You need to understand the power infrastructure, especially if your organization is hosting mission specific services. Generally, power issues are a major concern everywhere. If the colocation provider doesn’t have a suitable backup plan, you could be facing data corruption, loss due to downtime, or reduced productivity because of staff-hours allocated to data recovery procedures. Which “N scheme” of power redundancy do they have? Even when some claim redundancy like N+1, you should demand the specifics. They should have a UPS (Uninterruptible Power Supply) as well as a failover plan in case a different piece of equipment fails.
5. What is the physical infrastructure?
How scalable is the facility? There should be adequate space to grow. You will need to discuss the requirements of your business with the potential provider. You should also have information about the size of the cabinets and how much equipment they can hold.
Depending on whether or not the equipment is mission-critical, you will need to consider how to develop the infrastructure and what precautionary measures are essential. For instance, some companies demand fire suppression systems and raised flooring or concrete slabs.
6. Are there threats of physical natural disasters in the area?

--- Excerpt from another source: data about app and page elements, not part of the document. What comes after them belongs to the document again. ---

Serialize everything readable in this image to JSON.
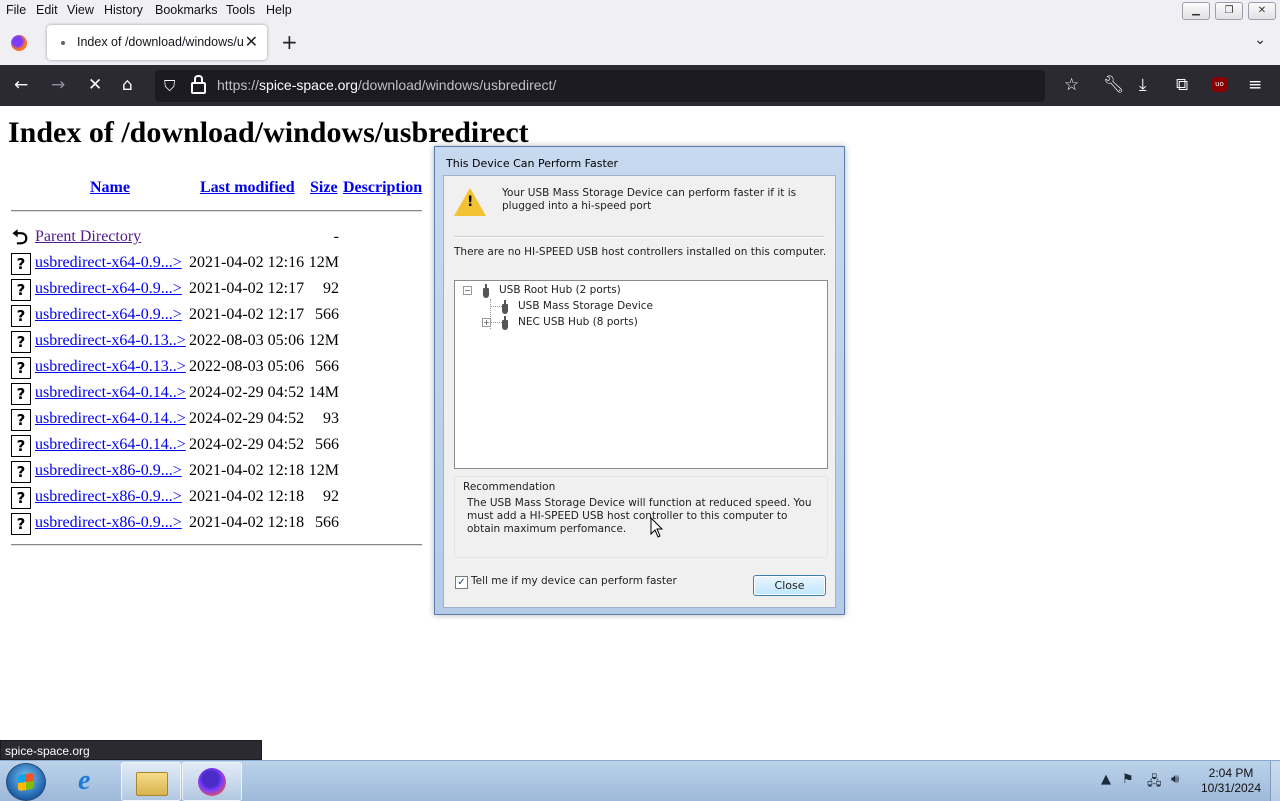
{
  "menubar": {
    "items": [
      "File",
      "Edit",
      "View",
      "History",
      "Bookmarks",
      "Tools",
      "Help"
    ],
    "accesskeys": [
      "F",
      "E",
      "V",
      "H",
      "B",
      "T",
      "H"
    ]
  },
  "window_controls": [
    "minimize-icon",
    "restore-icon",
    "close-icon"
  ],
  "tab": {
    "title": "Index of /download/windows/u"
  },
  "url": {
    "host": "spice-space.org",
    "path": "/download/windows/usbredirect/",
    "scheme": "https://"
  },
  "page": {
    "title": "Index of /download/windows/usbredirect",
    "headers": {
      "name": "Name",
      "modified": "Last modified",
      "size": "Size",
      "description": "Description"
    },
    "parent": {
      "name": "Parent Directory",
      "size": "-"
    },
    "files": [
      {
        "name": "usbredirect-x64-0.9...>",
        "date": "2021-04-02 12:16",
        "size": "12M"
      },
      {
        "name": "usbredirect-x64-0.9...>",
        "date": "2021-04-02 12:17",
        "size": "92"
      },
      {
        "name": "usbredirect-x64-0.9...>",
        "date": "2021-04-02 12:17",
        "size": "566"
      },
      {
        "name": "usbredirect-x64-0.13..>",
        "date": "2022-08-03 05:06",
        "size": "12M"
      },
      {
        "name": "usbredirect-x64-0.13..>",
        "date": "2022-08-03 05:06",
        "size": "566"
      },
      {
        "name": "usbredirect-x64-0.14..>",
        "date": "2024-02-29 04:52",
        "size": "14M"
      },
      {
        "name": "usbredirect-x64-0.14..>",
        "date": "2024-02-29 04:52",
        "size": "93"
      },
      {
        "name": "usbredirect-x64-0.14..>",
        "date": "2024-02-29 04:52",
        "size": "566"
      },
      {
        "name": "usbredirect-x86-0.9...>",
        "date": "2021-04-02 12:18",
        "size": "12M"
      },
      {
        "name": "usbredirect-x86-0.9...>",
        "date": "2021-04-02 12:18",
        "size": "92"
      },
      {
        "name": "usbredirect-x86-0.9...>",
        "date": "2021-04-02 12:18",
        "size": "566"
      }
    ]
  },
  "dialog": {
    "title": "This Device Can Perform Faster",
    "message": "Your USB Mass Storage Device can perform faster if it is plugged into a hi-speed port",
    "info": "There are no HI-SPEED USB host controllers installed on this computer.",
    "tree": [
      {
        "label": "USB Root Hub (2 ports)",
        "expander": "⊟"
      },
      {
        "label": "USB Mass Storage Device"
      },
      {
        "label": "NEC USB Hub (8 ports)",
        "expander": "⊞"
      }
    ],
    "recommendation_label": "Recommendation",
    "recommendation_text": "The USB Mass Storage Device will function at reduced speed. You must add a HI-SPEED USB host controller to this computer to obtain maximum perfomance.",
    "checkbox_label": "Tell me if my device can perform faster",
    "checkbox_checked": true,
    "close_label": "Close"
  },
  "status_text": "spice-space.org",
  "taskbar": {
    "time": "2:04 PM",
    "date": "10/31/2024"
  }
}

For a server colocation in Seattle area, earthquakes and flooding could become potential problems. Inquire if there have been previous occurrences of damage to a facility. Ask about earthquake retrofitting in the building and whether cabinets are bolted. More importantly, what are the recovery procedures? If there are power outages, how will the facility be sustained and what are the generator refueling procedures? They should have a detailed plan that attempts to provide for all possible contingencies.
7. What services and equipment are available for your company?
Even if you have your own staff, is technical support available if you need it? What level engineer will assist when you call the Network Operations Center (NOC)? Will they be available 24x7x365? Will a technician come on site at any given time? What are the fees – keep in mind that skilled labor will also mean a higher charge.
8. Are there any SLA guarantees?
SLA (Service Level Agreement) guarantees are important, especially if a minute of downtime will cost you business sales. In some cases, you need to consider whether the provider offers network SLA as well as power SLA.
9. Do they provide any compliance certificates?
If your business needs compliance certifications, ask whether the colocation provider has relevant documents. For example, an SOC 2 report evaluates the information system’s security, availability, confidentiality or privacy of an organization.